Powered by NewsLook.com
Thailand Totters Towards Waste Crisis

Thailand Totters Towards Waste Crisis

AFP (Sep. 1, 2014) Fears are mounting in Bangkok that poor planning and lax law enforcement are tipping Thailand towards a waste crisis. Duration: 01:21 Video provided by AFP
Powered by NewsLook.com
Melting Ice Shelves Drive Rapid Antarctic Sea Level Rise

Melting Ice Shelves Drive Rapid Antarctic Sea Level Rise

Newsy (Sep. 1, 2014) A study of almost 20 years' worth of satellite images shows Antarctic sea levels are on the rise as ice shelves continue to melt. Video provided by Newsy
Powered by NewsLook.com

Search ScienceDaily

Number of stories in archives: 140,361

Find with keyword(s):
Enter a keyword or phrase to search ScienceDaily for related topics and research stories.

Save/Print:
Share:

Breaking News:
from the past week

In Other News

... from NewsDaily.com

Science News

Health News

Environment News

Technology News



Save/Print:
Share:

Free Subscriptions


Get the latest science news with ScienceDaily's free email newsletters, updated daily and weekly. Or view hourly updated newsfeeds in your RSS reader:

Get Social & Mobile


Keep up to date with the latest news from ScienceDaily via social networks and mobile apps:

Have Feedback?


Tell us what you think of ScienceDaily -- we welcome both positive and negative comments. Have any problems using the site?
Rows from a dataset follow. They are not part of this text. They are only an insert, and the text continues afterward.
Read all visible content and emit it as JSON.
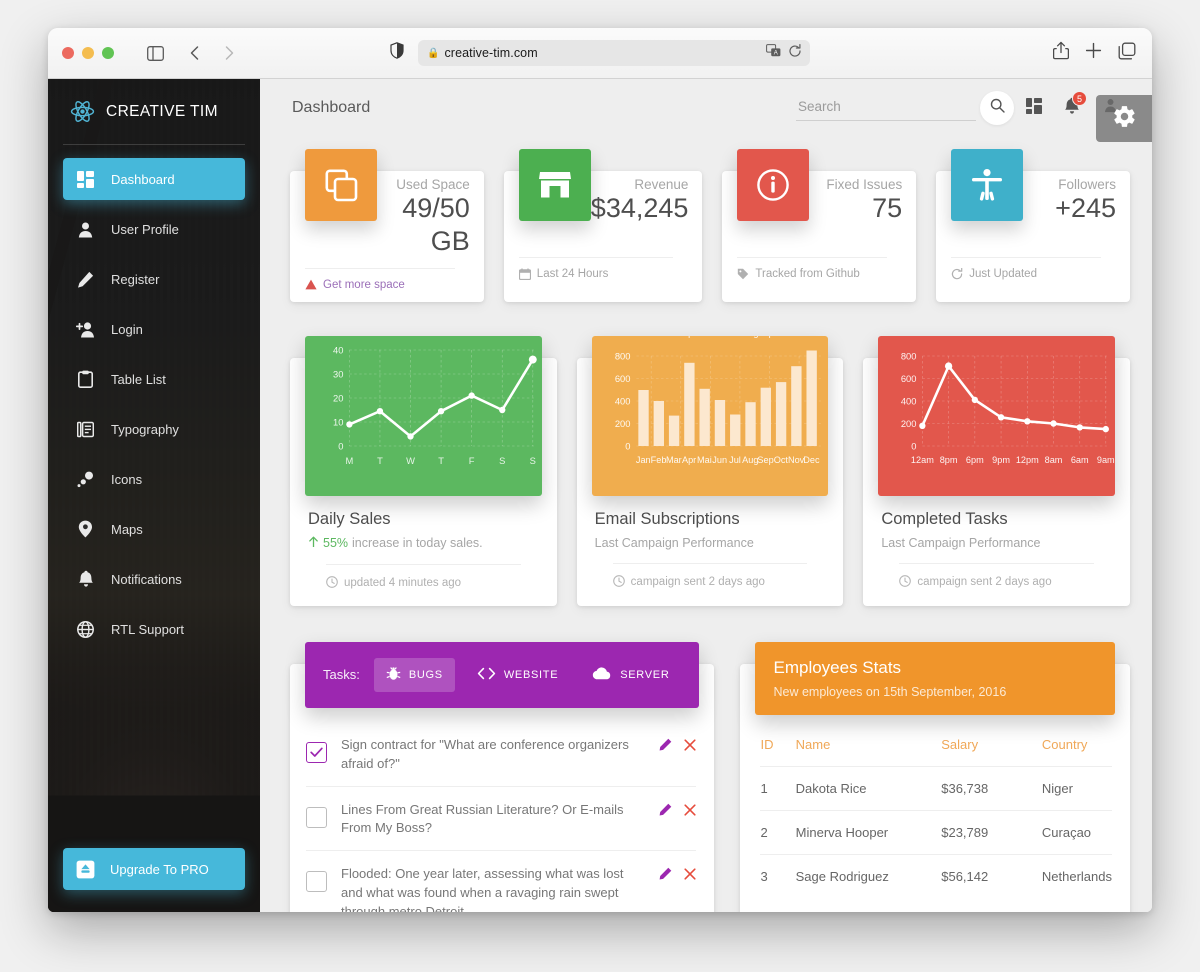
{
  "browser": {
    "url": "creative-tim.com",
    "lock_icon": "lock-icon",
    "back_icon": "chevron-left-icon",
    "forward_icon": "chevron-right-icon",
    "sidebar_icon": "sidebar-toggle-icon",
    "shield_icon": "shield-icon",
    "translate_icon": "translate-icon",
    "reload_icon": "reload-icon",
    "share_icon": "share-icon",
    "newtab_icon": "plus-icon",
    "tabs_icon": "tabs-overview-icon"
  },
  "sidebar": {
    "brand": "CREATIVE TIM",
    "brand_logo_icon": "react-atom-icon",
    "items": [
      {
        "label": "Dashboard",
        "icon": "dashboard-grid-icon",
        "active": true
      },
      {
        "label": "User Profile",
        "icon": "person-icon",
        "active": false
      },
      {
        "label": "Register",
        "icon": "pencil-icon",
        "active": false
      },
      {
        "label": "Login",
        "icon": "person-add-icon",
        "active": false
      },
      {
        "label": "Table List",
        "icon": "clipboard-icon",
        "active": false
      },
      {
        "label": "Typography",
        "icon": "typography-icon",
        "active": false
      },
      {
        "label": "Icons",
        "icon": "bubbles-icon",
        "active": false
      },
      {
        "label": "Maps",
        "icon": "map-pin-icon",
        "active": false
      },
      {
        "label": "Notifications",
        "icon": "bell-icon",
        "active": false
      },
      {
        "label": "RTL Support",
        "icon": "globe-icon",
        "active": false
      }
    ],
    "upgrade": {
      "label": "Upgrade To PRO",
      "icon": "upload-box-icon"
    }
  },
  "topbar": {
    "title": "Dashboard",
    "search_placeholder": "Search",
    "search_value": "",
    "search_icon": "search-icon",
    "apps_icon": "apps-grid-icon",
    "notifications_icon": "bell-icon",
    "notifications_count": "5",
    "person_icon": "person-icon"
  },
  "settings_fab": {
    "icon": "gear-icon"
  },
  "stats": [
    {
      "label": "Used Space",
      "value": "49/50",
      "value2": "GB",
      "footer": "Get more space",
      "footer_icon": "warning-triangle-icon",
      "footer_warn": true,
      "icon": "copy-icon",
      "color": "#ef9a3d"
    },
    {
      "label": "Revenue",
      "value": "$34,245",
      "value2": "",
      "footer": "Last 24 Hours",
      "footer_icon": "calendar-icon",
      "footer_warn": false,
      "icon": "store-icon",
      "color": "#4caf50"
    },
    {
      "label": "Fixed Issues",
      "value": "75",
      "value2": "",
      "footer": "Tracked from Github",
      "footer_icon": "tag-icon",
      "footer_warn": false,
      "icon": "info-circle-icon",
      "color": "#e2574c"
    },
    {
      "label": "Followers",
      "value": "+245",
      "value2": "",
      "footer": "Just Updated",
      "footer_icon": "refresh-icon",
      "footer_warn": false,
      "icon": "accessibility-icon",
      "color": "#3fb0ca"
    }
  ],
  "charts": [
    {
      "title": "Daily Sales",
      "subtitle_prefix": "55%",
      "subtitle": "increase in today sales.",
      "subtitle_trend_icon": "arrow-up-icon",
      "footer": "updated 4 minutes ago",
      "footer_icon": "clock-icon",
      "bg": "#5cb860"
    },
    {
      "title": "Email Subscriptions",
      "subtitle_prefix": "",
      "subtitle": "Last Campaign Performance",
      "subtitle_trend_icon": "",
      "footer": "campaign sent 2 days ago",
      "footer_icon": "clock-icon",
      "bg": "#f0ad4e"
    },
    {
      "title": "Completed Tasks",
      "subtitle_prefix": "",
      "subtitle": "Last Campaign Performance",
      "subtitle_trend_icon": "",
      "footer": "campaign sent 2 days ago",
      "footer_icon": "clock-icon",
      "bg": "#e2574c"
    }
  ],
  "chart_data": [
    {
      "type": "line",
      "title": "Daily Sales",
      "categories": [
        "M",
        "T",
        "W",
        "T",
        "F",
        "S",
        "S"
      ],
      "values": [
        9,
        14.5,
        4,
        14.5,
        21,
        15,
        36
      ],
      "yticks": [
        0,
        10,
        20,
        30,
        40
      ],
      "ylim": [
        0,
        45
      ],
      "xlabel": "",
      "ylabel": "",
      "grid": true,
      "legend": "none",
      "series_color": "#ffffff",
      "bg_color": "#5cb860"
    },
    {
      "type": "bar",
      "title": "Email Subscriptions",
      "categories": [
        "Jan",
        "Feb",
        "Mar",
        "Apr",
        "Mai",
        "Jun",
        "Jul",
        "Aug",
        "Sep",
        "Oct",
        "Nov",
        "Dec"
      ],
      "values": [
        500,
        400,
        270,
        740,
        510,
        410,
        280,
        390,
        520,
        570,
        710,
        850
      ],
      "yticks": [
        0,
        200,
        400,
        600,
        800
      ],
      "ylim": [
        0,
        900
      ],
      "xlabel": "",
      "ylabel": "",
      "grid": true,
      "legend": "none",
      "series_color": "#fce8cf",
      "bg_color": "#f0ad4e"
    },
    {
      "type": "line",
      "title": "Completed Tasks",
      "categories": [
        "12am",
        "8pm",
        "6pm",
        "9pm",
        "12pm",
        "8am",
        "6am",
        "9am"
      ],
      "values": [
        180,
        710,
        410,
        255,
        220,
        200,
        165,
        150
      ],
      "yticks": [
        0,
        200,
        400,
        600,
        800
      ],
      "ylim": [
        0,
        900
      ],
      "xlabel": "",
      "ylabel": "",
      "grid": true,
      "legend": "none",
      "series_color": "#ffffff",
      "bg_color": "#e2574c"
    }
  ],
  "tasks": {
    "label": "Tasks:",
    "tabs": [
      {
        "label": "BUGS",
        "icon": "bug-icon",
        "active": true
      },
      {
        "label": "WEBSITE",
        "icon": "code-icon",
        "active": false
      },
      {
        "label": "SERVER",
        "icon": "cloud-icon",
        "active": false
      }
    ],
    "items": [
      {
        "text": "Sign contract for \"What are conference organizers afraid of?\"",
        "checked": true
      },
      {
        "text": "Lines From Great Russian Literature? Or E-mails From My Boss?",
        "checked": false
      },
      {
        "text": "Flooded: One year later, assessing what was lost and what was found when a ravaging rain swept through metro Detroit",
        "checked": false
      }
    ],
    "edit_icon": "pencil-icon",
    "delete_icon": "close-x-icon"
  },
  "employees": {
    "title": "Employees Stats",
    "subtitle": "New employees on 15th September, 2016",
    "columns": [
      "ID",
      "Name",
      "Salary",
      "Country"
    ],
    "rows": [
      {
        "id": "1",
        "name": "Dakota Rice",
        "salary": "$36,738",
        "country": "Niger"
      },
      {
        "id": "2",
        "name": "Minerva Hooper",
        "salary": "$23,789",
        "country": "Curaçao"
      },
      {
        "id": "3",
        "name": "Sage Rodriguez",
        "salary": "$56,142",
        "country": "Netherlands"
      }
    ]
  }
}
Questions?
Mobile: iPhone Android Web
Follow: Facebook Twitter Google+
Subscribe: RSS Feeds Email Newsletters
Latest Headlines Health & Medicine Mind & Brain Space & Time Matter & Energy Computers & Math Plants & Animals Earth & Climate Fossils & Ruins